[[ DATA PROVIDED, beginning ]]
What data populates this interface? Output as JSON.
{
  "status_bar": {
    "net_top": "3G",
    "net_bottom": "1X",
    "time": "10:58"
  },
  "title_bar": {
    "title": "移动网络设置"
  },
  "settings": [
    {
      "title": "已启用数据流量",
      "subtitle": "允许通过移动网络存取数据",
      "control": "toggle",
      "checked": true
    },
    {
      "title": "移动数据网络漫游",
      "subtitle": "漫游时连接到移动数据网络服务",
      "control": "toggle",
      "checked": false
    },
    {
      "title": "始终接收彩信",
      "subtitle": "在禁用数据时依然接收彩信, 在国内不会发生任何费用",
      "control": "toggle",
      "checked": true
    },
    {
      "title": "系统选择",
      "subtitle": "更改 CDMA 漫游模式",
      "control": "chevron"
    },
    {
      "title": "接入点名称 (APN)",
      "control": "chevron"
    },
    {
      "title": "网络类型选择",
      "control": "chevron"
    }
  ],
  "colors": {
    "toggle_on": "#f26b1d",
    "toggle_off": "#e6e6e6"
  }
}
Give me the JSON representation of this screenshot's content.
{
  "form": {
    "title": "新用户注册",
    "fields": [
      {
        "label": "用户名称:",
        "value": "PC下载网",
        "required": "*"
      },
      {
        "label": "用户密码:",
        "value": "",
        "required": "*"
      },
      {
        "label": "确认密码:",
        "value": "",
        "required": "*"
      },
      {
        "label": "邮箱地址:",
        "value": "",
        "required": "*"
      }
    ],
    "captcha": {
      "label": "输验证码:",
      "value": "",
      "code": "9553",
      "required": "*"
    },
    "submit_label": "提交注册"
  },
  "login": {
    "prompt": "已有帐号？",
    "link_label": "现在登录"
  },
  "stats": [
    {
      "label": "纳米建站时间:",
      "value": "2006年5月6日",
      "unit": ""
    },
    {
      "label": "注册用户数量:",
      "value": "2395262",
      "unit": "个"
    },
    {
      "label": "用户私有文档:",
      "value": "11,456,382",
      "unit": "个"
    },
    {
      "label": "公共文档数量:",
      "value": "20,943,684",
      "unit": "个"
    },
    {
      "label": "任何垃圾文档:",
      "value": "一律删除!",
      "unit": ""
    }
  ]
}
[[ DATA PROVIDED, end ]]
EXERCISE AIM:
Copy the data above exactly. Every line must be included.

RESPONSE:
What data populates this interface? Output as JSON.
{
  "status_bar": {
    "net_top": "3G",
    "net_bottom": "1X",
    "time": "10:58"
  },
  "title_bar": {
    "title": "移动网络设置"
  },
  "settings": [
    {
      "title": "已启用数据流量",
      "subtitle": "允许通过移动网络存取数据",
      "control": "toggle",
      "checked": true
    },
    {
      "title": "移动数据网络漫游",
      "subtitle": "漫游时连接到移动数据网络服务",
      "control": "toggle",
      "checked": false
    },
    {
      "title": "始终接收彩信",
      "subtitle": "在禁用数据时依然接收彩信, 在国内不会发生任何费用",
      "control": "toggle",
      "checked": true
    },
    {
      "title": "系统选择",
      "subtitle": "更改 CDMA 漫游模式",
      "control": "chevron"
    },
    {
      "title": "接入点名称 (APN)",
      "control": "chevron"
    },
    {
      "title": "网络类型选择",
      "control": "chevron"
    }
  ],
  "colors": {
    "toggle_on": "#f26b1d",
    "toggle_off": "#e6e6e6"
  }
}
Give me the JSON representation of this screenshot's content.
{
  "form": {
    "title": "新用户注册",
    "fields": [
      {
        "label": "用户名称:",
        "value": "PC下载网",
        "required": "*"
      },
      {
        "label": "用户密码:",
        "value": "",
        "required": "*"
      },
      {
        "label": "确认密码:",
        "value": "",
        "required": "*"
      },
      {
        "label": "邮箱地址:",
        "value": "",
        "required": "*"
      }
    ],
    "captcha": {
      "label": "输验证码:",
      "value": "",
      "code": "9553",
      "required": "*"
    },
    "submit_label": "提交注册"
  },
  "login": {
    "prompt": "已有帐号？",
    "link_label": "现在登录"
  },
  "stats": [
    {
      "label": "纳米建站时间:",
      "value": "2006年5月6日",
      "unit": ""
    },
    {
      "label": "注册用户数量:",
      "value": "2395262",
      "unit": "个"
    },
    {
      "label": "用户私有文档:",
      "value": "11,456,382",
      "unit": "个"
    },
    {
      "label": "公共文档数量:",
      "value": "20,943,684",
      "unit": "个"
    },
    {
      "label": "任何垃圾文档:",
      "value": "一律删除!",
      "unit": ""
    }
  ]
}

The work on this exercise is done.